Determine how many lines in the records hold "title", and give that number with nothing added.

[Items from an interface collection]
----------------------------------------

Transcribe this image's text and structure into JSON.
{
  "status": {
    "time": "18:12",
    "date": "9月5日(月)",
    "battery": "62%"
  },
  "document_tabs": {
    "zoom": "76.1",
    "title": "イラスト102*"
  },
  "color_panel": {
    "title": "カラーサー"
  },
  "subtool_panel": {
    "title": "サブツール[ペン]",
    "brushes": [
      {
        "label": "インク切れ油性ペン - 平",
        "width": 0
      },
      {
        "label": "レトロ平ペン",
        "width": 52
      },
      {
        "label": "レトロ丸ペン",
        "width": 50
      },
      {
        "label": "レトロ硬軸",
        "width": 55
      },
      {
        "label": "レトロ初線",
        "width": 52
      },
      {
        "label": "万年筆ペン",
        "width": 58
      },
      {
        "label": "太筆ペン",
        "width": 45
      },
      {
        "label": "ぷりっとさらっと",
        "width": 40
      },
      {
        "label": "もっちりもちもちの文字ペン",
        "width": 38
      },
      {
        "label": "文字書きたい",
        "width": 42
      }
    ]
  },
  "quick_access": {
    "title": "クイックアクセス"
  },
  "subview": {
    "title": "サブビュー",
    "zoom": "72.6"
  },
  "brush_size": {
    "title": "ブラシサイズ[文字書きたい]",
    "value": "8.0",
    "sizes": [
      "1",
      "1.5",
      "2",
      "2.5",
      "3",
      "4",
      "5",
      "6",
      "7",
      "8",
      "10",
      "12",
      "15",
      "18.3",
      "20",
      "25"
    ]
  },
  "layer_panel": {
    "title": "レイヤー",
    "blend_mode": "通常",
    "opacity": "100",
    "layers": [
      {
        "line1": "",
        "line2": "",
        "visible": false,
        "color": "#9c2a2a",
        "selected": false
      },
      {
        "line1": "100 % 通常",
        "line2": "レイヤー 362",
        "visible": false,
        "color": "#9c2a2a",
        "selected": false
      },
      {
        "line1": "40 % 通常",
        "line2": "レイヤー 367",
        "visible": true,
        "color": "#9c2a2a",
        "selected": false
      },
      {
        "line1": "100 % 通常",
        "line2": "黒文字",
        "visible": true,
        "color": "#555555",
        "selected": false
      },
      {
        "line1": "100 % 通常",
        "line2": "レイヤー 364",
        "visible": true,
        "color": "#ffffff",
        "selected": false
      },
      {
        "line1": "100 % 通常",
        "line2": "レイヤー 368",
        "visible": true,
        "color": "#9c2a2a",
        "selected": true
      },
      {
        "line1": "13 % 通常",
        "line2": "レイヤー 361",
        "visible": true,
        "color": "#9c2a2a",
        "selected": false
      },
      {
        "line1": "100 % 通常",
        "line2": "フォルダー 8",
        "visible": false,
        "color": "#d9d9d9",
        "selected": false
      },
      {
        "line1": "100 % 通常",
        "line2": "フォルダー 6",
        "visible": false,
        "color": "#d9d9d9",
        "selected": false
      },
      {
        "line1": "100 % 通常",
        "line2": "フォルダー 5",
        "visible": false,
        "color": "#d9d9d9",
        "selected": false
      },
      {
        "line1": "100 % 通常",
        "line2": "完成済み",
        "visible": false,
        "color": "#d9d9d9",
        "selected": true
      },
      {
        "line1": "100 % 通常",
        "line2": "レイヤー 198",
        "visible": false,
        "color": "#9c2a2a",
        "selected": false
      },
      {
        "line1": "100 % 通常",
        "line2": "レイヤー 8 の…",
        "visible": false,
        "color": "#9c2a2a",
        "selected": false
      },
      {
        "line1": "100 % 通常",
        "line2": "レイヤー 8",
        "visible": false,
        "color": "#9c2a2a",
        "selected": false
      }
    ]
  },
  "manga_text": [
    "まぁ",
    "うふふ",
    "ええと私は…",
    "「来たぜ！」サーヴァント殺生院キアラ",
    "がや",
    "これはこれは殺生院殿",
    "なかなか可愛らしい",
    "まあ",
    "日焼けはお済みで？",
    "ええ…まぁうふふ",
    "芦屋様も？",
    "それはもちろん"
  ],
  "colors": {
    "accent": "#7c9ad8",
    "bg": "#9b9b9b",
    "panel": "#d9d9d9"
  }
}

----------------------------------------

[ANSWER AREA]
7